About this exercise:
Write the data out verbatim.

Entries shown:

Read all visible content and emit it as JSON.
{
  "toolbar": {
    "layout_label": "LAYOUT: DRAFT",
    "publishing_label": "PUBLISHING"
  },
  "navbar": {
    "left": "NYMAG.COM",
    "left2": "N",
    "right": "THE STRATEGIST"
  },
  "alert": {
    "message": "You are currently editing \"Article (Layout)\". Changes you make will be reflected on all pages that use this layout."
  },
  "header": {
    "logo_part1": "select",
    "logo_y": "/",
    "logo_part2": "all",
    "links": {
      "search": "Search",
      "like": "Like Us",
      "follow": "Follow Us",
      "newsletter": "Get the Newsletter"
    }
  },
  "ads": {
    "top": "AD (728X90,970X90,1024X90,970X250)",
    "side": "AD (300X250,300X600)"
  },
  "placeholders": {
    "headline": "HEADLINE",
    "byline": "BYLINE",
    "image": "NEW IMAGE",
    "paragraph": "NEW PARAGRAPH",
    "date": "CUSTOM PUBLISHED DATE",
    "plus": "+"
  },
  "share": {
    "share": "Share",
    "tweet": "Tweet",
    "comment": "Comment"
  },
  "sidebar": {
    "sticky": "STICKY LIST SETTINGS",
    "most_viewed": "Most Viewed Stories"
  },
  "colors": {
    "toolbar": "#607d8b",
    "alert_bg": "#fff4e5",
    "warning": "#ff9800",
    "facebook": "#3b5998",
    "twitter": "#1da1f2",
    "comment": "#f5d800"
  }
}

Result:
Read all visible content and emit it as JSON.
{
  "toolbar": {
    "layout_label": "LAYOUT: DRAFT",
    "publishing_label": "PUBLISHING"
  },
  "navbar": {
    "left": "NYMAG.COM",
    "left2": "N",
    "right": "THE STRATEGIST"
  },
  "alert": {
    "message": "You are currently editing \"Article (Layout)\". Changes you make will be reflected on all pages that use this layout."
  },
  "header": {
    "logo_part1": "select",
    "logo_y": "/",
    "logo_part2": "all",
    "links": {
      "search": "Search",
      "like": "Like Us",
      "follow": "Follow Us",
      "newsletter": "Get the Newsletter"
    }
  },
  "ads": {
    "top": "AD (728X90,970X90,1024X90,970X250)",
    "side": "AD (300X250,300X600)"
  },
  "placeholders": {
    "headline": "HEADLINE",
    "byline": "BYLINE",
    "image": "NEW IMAGE",
    "paragraph": "NEW PARAGRAPH",
    "date": "CUSTOM PUBLISHED DATE",
    "plus": "+"
  },
  "share": {
    "share": "Share",
    "tweet": "Tweet",
    "comment": "Comment"
  },
  "sidebar": {
    "sticky": "STICKY LIST SETTINGS",
    "most_viewed": "Most Viewed Stories"
  },
  "colors": {
    "toolbar": "#607d8b",
    "alert_bg": "#fff4e5",
    "warning": "#ff9800",
    "facebook": "#3b5998",
    "twitter": "#1da1f2",
    "comment": "#f5d800"
  }
}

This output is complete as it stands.